American sculptor Justin Peyser is yet another affirmation of the breadth of culture that we seek to offer in our artistic programming at Ca’ Zenobio.
We can recognized in Peyser’s work, the artistic and intellectual commitment that has always made artistic discovery something more important than simple beauty and that instead highlights through action and thought those elements that we hold to be among the most important for the formation of men and women today.
Indeed, these are the projects in which we recognize ourselves and on the basis of which we ground our current and future artistic offerings, entrusted in this case to the careful and astute selection of Marco Agostinelli.
The message of hope that the artist wants to present to the publicin bringing his show “Adrift” to the Sala degli Specchi fills the antique walls of Ca’ Zenobio with joy and vitality. On the occasion of this symbolic encounter, a joint triumph over the adversities of life, the Moorat Raphael Armenian College
is pleased to continue its sustained practice of hosting varied and powerful international work, because it is in the name of these essential elements that this culture has always been grounded. This is especially true for them, the Armenians of Venice, who from the time of Mechitar di Sebaste have built out of their teaching, research, culture and art a specific and fundamental system of education and almost, we can say, a way of life.
The attack on the World Trade Center on September 11, 2001, in a certain way marked the beginning of a new epoch. On that grim September morning, the collapse of the tallest buildings in New York buried in their rubble the myths of the century that had barely ended.
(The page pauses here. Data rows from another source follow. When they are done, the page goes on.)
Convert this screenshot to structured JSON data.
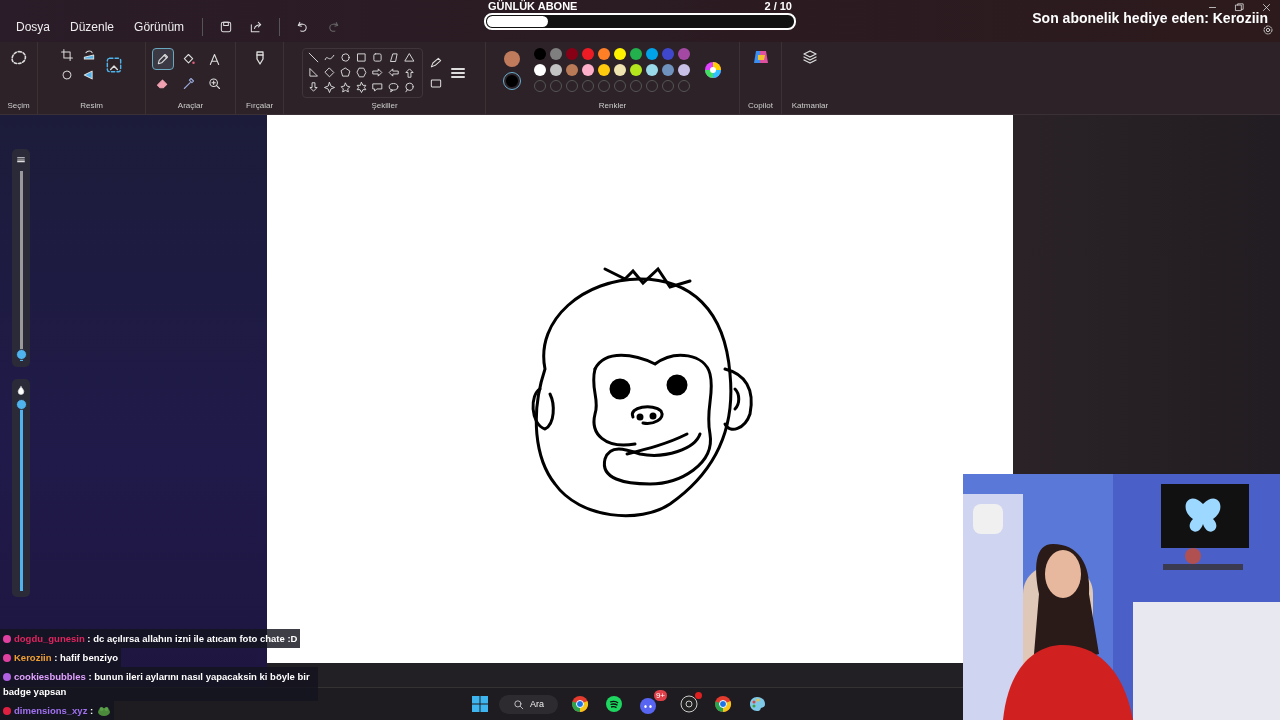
{
  "menu": [
    "Dosya",
    "Düzenle",
    "Görünüm"
  ],
  "subgoal": {
    "title": "GÜNLÜK ABONE",
    "count": "2  / 10",
    "level": 0.2
  },
  "last_gift": "Son abonelik hediye eden: Keroziin",
  "ribbon_groups": [
    "Seçim",
    "Resim",
    "Araçlar",
    "Fırçalar",
    "Şekiller",
    "Renkler",
    "Copilot",
    "Katmanlar"
  ],
  "tools": [
    {
      "selected": true
    },
    {
      "selected": false
    },
    {
      "selected": false
    },
    {
      "selected": false
    },
    {
      "selected": false
    },
    {
      "selected": false
    }
  ],
  "colors": {
    "current": [
      {
        "color": "#c07a5c"
      },
      {
        "color": "#000000"
      }
    ],
    "palette": [
      {
        "kind": "swatch",
        "color": "#000000"
      },
      {
        "kind": "swatch",
        "color": "#7f7f7f"
      },
      {
        "kind": "swatch",
        "color": "#880015"
      },
      {
        "kind": "swatch",
        "color": "#ed1c24"
      },
      {
        "kind": "swatch",
        "color": "#ff7f27"
      },
      {
        "kind": "swatch",
        "color": "#fff200"
      },
      {
        "kind": "swatch",
        "color": "#22b14c"
      },
      {
        "kind": "swatch",
        "color": "#00a2e8"
      },
      {
        "kind": "swatch",
        "color": "#3f48cc"
      },
      {
        "kind": "swatch",
        "color": "#a349a4"
      },
      {
        "kind": "swatch",
        "color": "#ffffff"
      },
      {
        "kind": "swatch",
        "color": "#c3c3c3"
      },
      {
        "kind": "swatch",
        "color": "#b97a57"
      },
      {
        "kind": "swatch",
        "color": "#ffaec9"
      },
      {
        "kind": "swatch",
        "color": "#ffc90e"
      },
      {
        "kind": "swatch",
        "color": "#efe4b0"
      },
      {
        "kind": "swatch",
        "color": "#b5e61d"
      },
      {
        "kind": "swatch",
        "color": "#99d9ea"
      },
      {
        "kind": "swatch",
        "color": "#7092be"
      },
      {
        "kind": "swatch",
        "color": "#c8bfe7"
      },
      {
        "kind": "empty"
      },
      {
        "kind": "empty"
      },
      {
        "kind": "empty"
      },
      {
        "kind": "empty"
      },
      {
        "kind": "empty"
      },
      {
        "kind": "empty"
      },
      {
        "kind": "empty"
      },
      {
        "kind": "empty"
      },
      {
        "kind": "empty"
      },
      {
        "kind": "empty"
      }
    ]
  },
  "sliders": [
    {
      "level": 0.03
    },
    {
      "level": 0.98
    }
  ],
  "chat": [
    {
      "user": "dogdu_gunesin",
      "color": "#e0245e",
      "badge": {
        "color": "#e040a0"
      },
      "text": ": dc açılırsa allahın izni ile atıcam foto chate :D"
    },
    {
      "user": "Keroziin",
      "color": "#f0a030",
      "badge": {
        "color": "#e040a0"
      },
      "text": ": hafif benziyo"
    },
    {
      "user": "cookiesbubbles",
      "color": "#e0a0ff",
      "badge": {
        "color": "#b060e0"
      },
      "text": ": bunun ileri aylarını nasıl yapacaksin ki böyle bir badge yapsan"
    },
    {
      "user": "dimensions_xyz",
      "color": "#a070f0",
      "badge": {
        "color": "#e02040"
      },
      "text": ":"
    }
  ],
  "taskbar": {
    "search": "Ara",
    "discord_badge": "9+"
  }
}
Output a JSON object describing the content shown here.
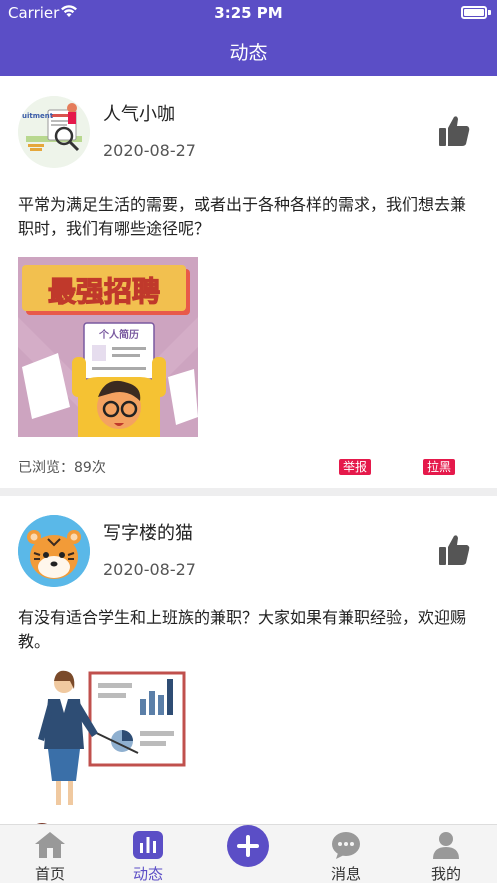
{
  "status_bar": {
    "carrier": "Carrier",
    "time": "3:25 PM"
  },
  "header": {
    "title": "动态"
  },
  "posts": [
    {
      "username": "人气小咖",
      "date": "2020-08-27",
      "content": "平常为满足生活的需要，或者出于各种各样的需求，我们想去兼职时，我们有哪些途径呢？",
      "image_text": "最强招聘",
      "image_subtext": "个人简历",
      "avatar_text": "uitment",
      "views": "已浏览：89次",
      "report_label": "举报",
      "block_label": "拉黑"
    },
    {
      "username": "写字楼的猫",
      "date": "2020-08-27",
      "content": "有没有适合学生和上班族的兼职？大家如果有兼职经验，欢迎赐教。"
    }
  ],
  "tabbar": {
    "home": "首页",
    "feed": "动态",
    "messages": "消息",
    "mine": "我的"
  },
  "colors": {
    "primary": "#5b4ec6",
    "tag": "#e5194b"
  }
}
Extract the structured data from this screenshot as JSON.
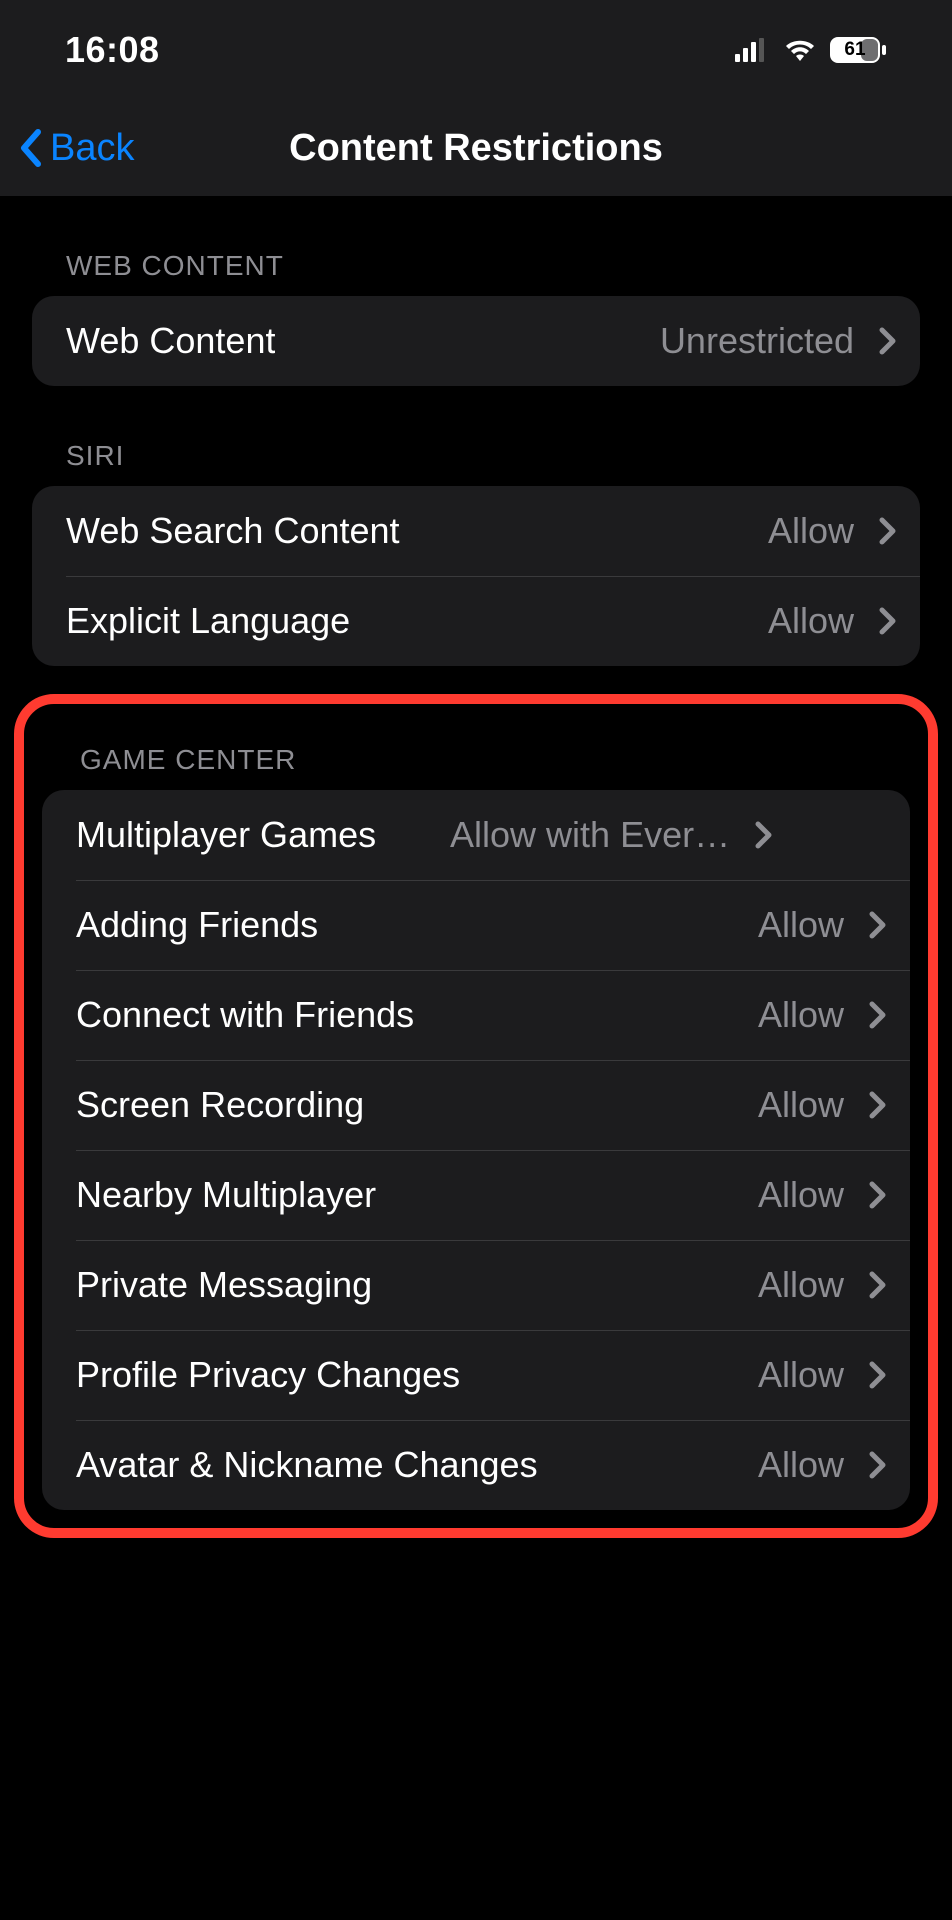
{
  "status": {
    "time": "16:08",
    "battery": "61"
  },
  "nav": {
    "back": "Back",
    "title": "Content Restrictions"
  },
  "sections": {
    "web": {
      "header": "WEB CONTENT",
      "items": [
        {
          "label": "Web Content",
          "value": "Unrestricted"
        }
      ]
    },
    "siri": {
      "header": "SIRI",
      "items": [
        {
          "label": "Web Search Content",
          "value": "Allow"
        },
        {
          "label": "Explicit Language",
          "value": "Allow"
        }
      ]
    },
    "gameCenter": {
      "header": "GAME CENTER",
      "items": [
        {
          "label": "Multiplayer Games",
          "value": "Allow with Ever…"
        },
        {
          "label": "Adding Friends",
          "value": "Allow"
        },
        {
          "label": "Connect with Friends",
          "value": "Allow"
        },
        {
          "label": "Screen Recording",
          "value": "Allow"
        },
        {
          "label": "Nearby Multiplayer",
          "value": "Allow"
        },
        {
          "label": "Private Messaging",
          "value": "Allow"
        },
        {
          "label": "Profile Privacy Changes",
          "value": "Allow"
        },
        {
          "label": "Avatar & Nickname Changes",
          "value": "Allow"
        }
      ]
    }
  }
}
In just a few hours, as the entire world looked on stunned, democracy, religious fundamentalism, and nationalism also collapsed. The United States and the Big Apple, Manhattan, which had been the driving force of a hundred-year dream, became the stage for a terrible awakening. This enormous tragedy accentuated the cultural
and ideological decentralization that had already manifested itself towards the end of the 20th century as a distancing from a certain model, a certain idea.
Their convictions upended, the artists of the second millennium reacted by withdrawing into themselves and their work. The center had collapsed and it was from the periphery that a new beginning would take shape. In the
absence of certainties, there was a move to patiently rebuild hope.
The artistic activity of Justin Peyser revived with a new vigor in 2003 and gathered force precisely in those outer zones of memory that resurge in the unconscious when certainty collapses.
Surfaces become places thanks to the intervention of man. It is this notion that Justin is putting into action in his steel sculptures like Mask-scape and Quilted Landscape.
Surfaces that have been battered, cut, and reassembled in a continuum of space and time. The observer is struck by the circulation through these works of a constant flux of energy, as if the creative drive behind them had itself been imprisoned in the material.